The other approach is to reach a community. It is pinpointed not so much one demographic over a broad area, as it is trying to reach the people (even boomers) in a community, town, borough, etc. If you reach enough people with who Jesus is, you attract a crowd, and a church can grow. The primary cause is to reach a community. The effect of that cause, hopefully, is to build a church.
The subtle difference isn’t so subtle. When we take the wrong approach to a community, it causes frustration, burnout, and even kills the ministry. Some neighbourhoods in large cities need and want specialized care. Maybe they feel segregated from another district who seems to get all the attention. Perhaps you’re in a rural area where there are no surrounding communities to draw. Try building a church in a community of a thousand, and it might be tough sledding. Yes, there may be people who travel from outside your ‘hood to attend whatever your gathering is, but you will miss out on reaching the community right in front of you because your net is cast too wide. In business, you might say, “Know your lane and do it well.”
However, you could find yourself in a municipality with a transient community. People may take pride in their community, but they are willing to travel across town or into a different city to have the amenity that they want. If someone became super focused on a specific area in this context, they could be throttling their growth. In business, you might call this diversification.
Where this can get challenging is in the comparison game. Pastors, boards, and parishioners always have, and it appears they always will compare themselves to one another. While both approaches goal is ultimately to reach people, they are different and cannot be compared. You might say you cannot compare Walmart to Patagonia. While one seems to literally sell everything, the other has a particular focus.
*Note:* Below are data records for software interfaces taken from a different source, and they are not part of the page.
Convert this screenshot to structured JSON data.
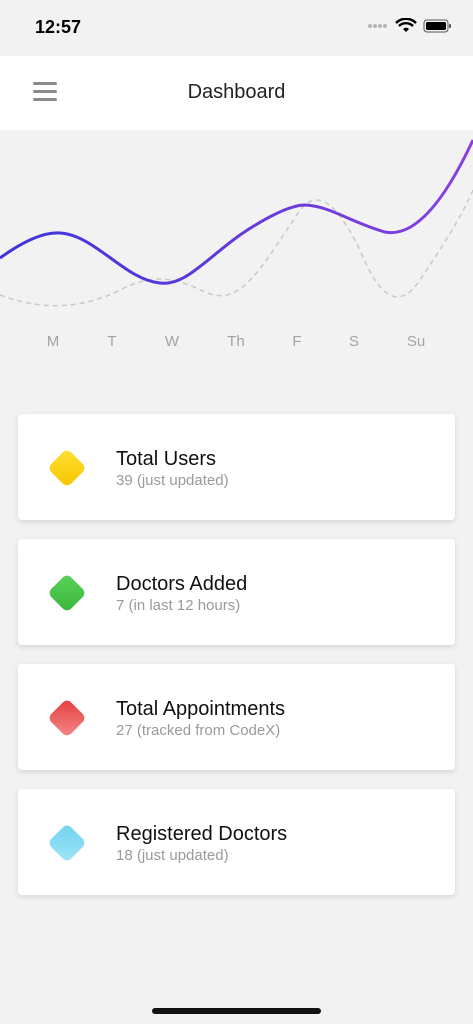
{
  "status_bar": {
    "time": "12:57"
  },
  "header": {
    "title": "Dashboard"
  },
  "chart_data": {
    "type": "line",
    "categories": [
      "M",
      "T",
      "W",
      "Th",
      "F",
      "S",
      "Su"
    ],
    "series": [
      {
        "values": [
          55,
          38,
          30,
          48,
          60,
          52,
          95
        ],
        "color": "#4a3fd6",
        "style": "solid"
      },
      {
        "values": [
          20,
          28,
          35,
          30,
          60,
          20,
          60
        ],
        "color": "#c8c8c8",
        "style": "dashed"
      }
    ],
    "grid": false
  },
  "colors": {
    "yellow": "#f9d71c",
    "green": "#4cc74a",
    "red": "#e44b4b",
    "cyan": "#7fd8f0"
  },
  "cards": [
    {
      "title": "Total Users",
      "subtitle": "39 (just updated)",
      "icon": "yellow-diamond-icon"
    },
    {
      "title": "Doctors Added",
      "subtitle": "7 (in last 12 hours)",
      "icon": "green-diamond-icon"
    },
    {
      "title": "Total Appointments",
      "subtitle": "27 (tracked from CodeX)",
      "icon": "red-diamond-icon"
    },
    {
      "title": "Registered Doctors",
      "subtitle": "18 (just updated)",
      "icon": "cyan-diamond-icon"
    }
  ]
}
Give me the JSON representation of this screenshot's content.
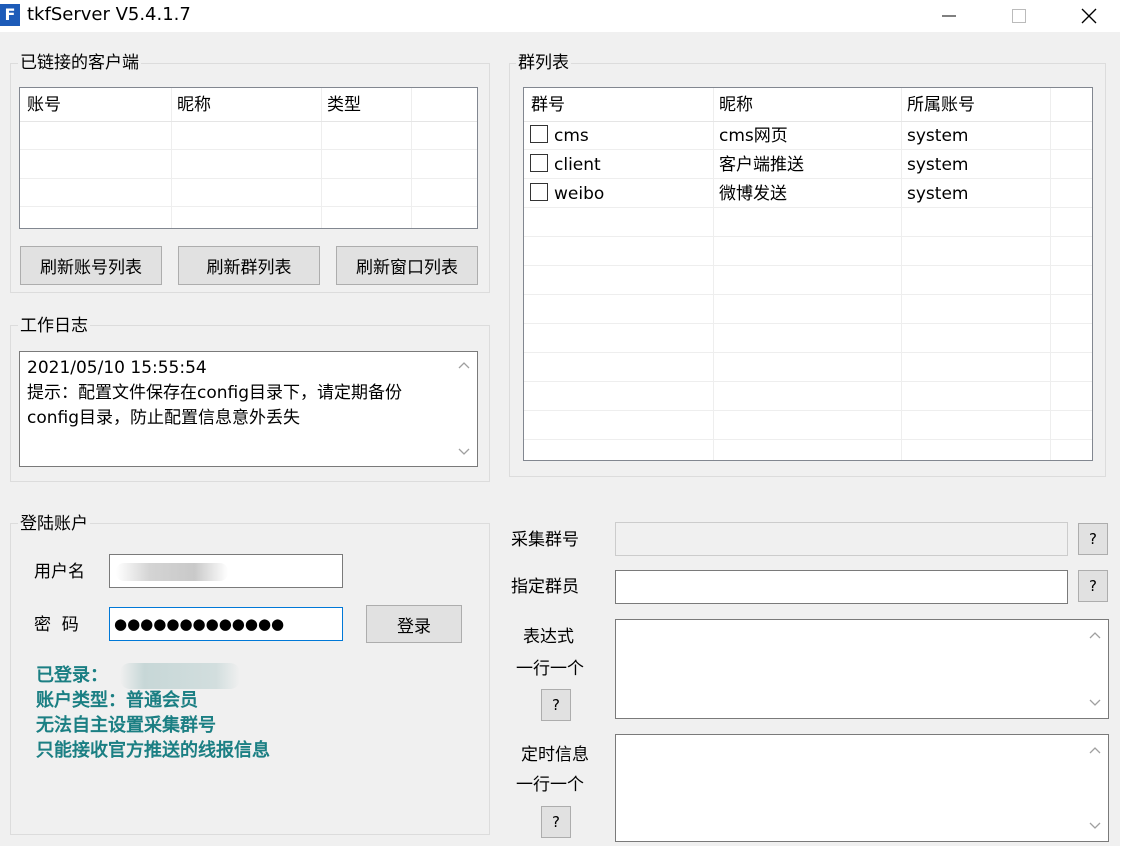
{
  "window": {
    "icon_letter": "F",
    "title": "tkfServer  V5.4.1.7"
  },
  "clients": {
    "group_title": "已链接的客户端",
    "columns": [
      "账号",
      "昵称",
      "类型"
    ],
    "buttons": {
      "refresh_accounts": "刷新账号列表",
      "refresh_groups": "刷新群列表",
      "refresh_windows": "刷新窗口列表"
    }
  },
  "log": {
    "group_title": "工作日志",
    "lines": [
      "2021/05/10 15:55:54",
      "提示：配置文件保存在config目录下，请定期备份",
      "config目录，防止配置信息意外丢失"
    ]
  },
  "groups": {
    "group_title": "群列表",
    "columns": [
      "群号",
      "昵称",
      "所属账号"
    ],
    "rows": [
      {
        "id": "cms",
        "nickname": "cms网页",
        "owner": "system",
        "checked": false
      },
      {
        "id": "client",
        "nickname": "客户端推送",
        "owner": "system",
        "checked": false
      },
      {
        "id": "weibo",
        "nickname": "微博发送",
        "owner": "system",
        "checked": false
      }
    ]
  },
  "login": {
    "group_title": "登陆账户",
    "username_label": "用户名",
    "password_label": "密  码",
    "password_value": "●●●●●●●●●●●●●",
    "login_button": "登录",
    "status": {
      "logged_in": "已登录：",
      "account_type": "账户类型：普通会员",
      "note1": "无法自主设置采集群号",
      "note2": "只能接收官方推送的线报信息"
    }
  },
  "config": {
    "collect_group_label": "采集群号",
    "designated_member_label": "指定群员",
    "expression_label": "表达式",
    "expression_hint": "一行一个",
    "timed_message_label": "定时信息",
    "timed_message_hint": "一行一个",
    "help_label": "?"
  },
  "colors": {
    "status_text": "#1b7f83",
    "focus_border": "#0078d7",
    "icon_bg": "#1d5bb8"
  }
}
You might like the example of Karl Vaters, who compares these types of churches to Ikea and Starbucks. There is one Ikea per million people where there might be a Starbucks in every neighbourhood. They both want to reach new customers, however, their approach is different. Starbucks doesn’t want you to drive across town for your double mocha blond roast with extra whip. They want you to go to your neighbourhood shop to the barista who knows your name. How bad would it be for business if Ikea were to set up shop in each district? That would be insane!!!
Yet so often in our church world, pastors don’t apply the right model. They want the numerical growth of this church or the neighbourhood impact of that church. While in either model, you can eventually have both, and it is something to build toward.
If your church is in a small community, a niche demographic, a segregated borough, remember what God has called you to. He has called you to reach those people. Never ignore the one for the hundreds you might wish you had.
If your church is in a city or a commuting municipality, remember that you have an opportunity to throw a broad net to reach out to many different people in different places. God has called you to that region. Never tunnel your vision so narrow that you cannot see the forest for the trees.
Finally, please…learn from one another. Church builders learn how to reach communities from community impactors and apply the principles to your small groups. Community reachers learn from the church builders on how to scale the impact you are making so that you can grow and multiply to reach other communities and people.
We are all a part of the kingdom. We just must remember which is your part.